1. Quote of the Week
I use the word grain in the same sense as Kimball although I use it across Facts and Dimensions. I like the term over things like Uniqueness, Constraint, Key because it is a term that business readily understand, and can be used prior to the formal identification of a final key. In Dimensional Modelling it is a best practice for the Fact tables to have such a grain (a composite key across associated Dimensions) and is also necessary for many Dimensions (to assist with updates, type-2 logic etc.) - to the point where it is a best practice to identify the grain (Row Natural Key, Source Id, etc.) of the Dimension. The use of a surrogate key on either Dimensions or Facts must be backed by this level of rigor if data integrity is to be maintained. It also forces modeller consideration of source system issues such as multi-source key uniqueness, reuse of keys, deletions, etc. To clarify a little on Dimensions, the grain of an example type-1 customer dimension would be 'a customer id', the grain of an example type 2 customer dimension would be 'a customer id + as at time'. So 'grain' means the defined uniqueness for a row in the table. Generally, this also has the advantage of calling out poorly designed structures that have not established their relational uniqueness correctly - the cause of the irritating duplicate row issue in a Surrogate Key-oriented Fact table.--LinkedIn.comGot that?

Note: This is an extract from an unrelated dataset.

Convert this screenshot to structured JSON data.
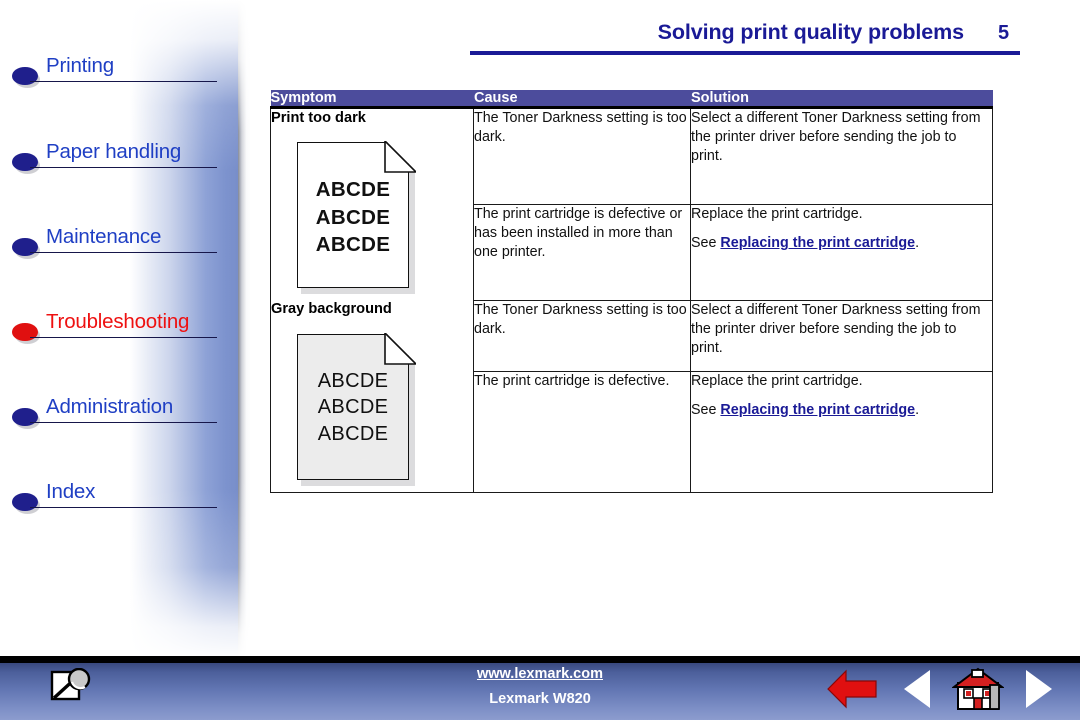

2. To Laugh or Cry?
3. Online Debunkings
- First normal form question
- The 'Real World' and Database Design
- Data Model: Neither Conceptual, Nor Logical, Nor Physical
4. And now for something completely different
Two books that every American should read (but won't).
- Matt Taibbi: DIVIDE - AMERICAN INJUSTICE IN THE AGE OF THE WEALTH GAP
- Michael Lewis: FLASH BOYS
- Holocaust Inversion: “Gaza = Auschwitz”
- Obama’s Irrational Animus for Israel
- Allah_Islam: Say Goodbye to Europe and Civilization
- Israel and the PostWest: Denial, Illusion & Delusion
- It's The Jews, Stupid!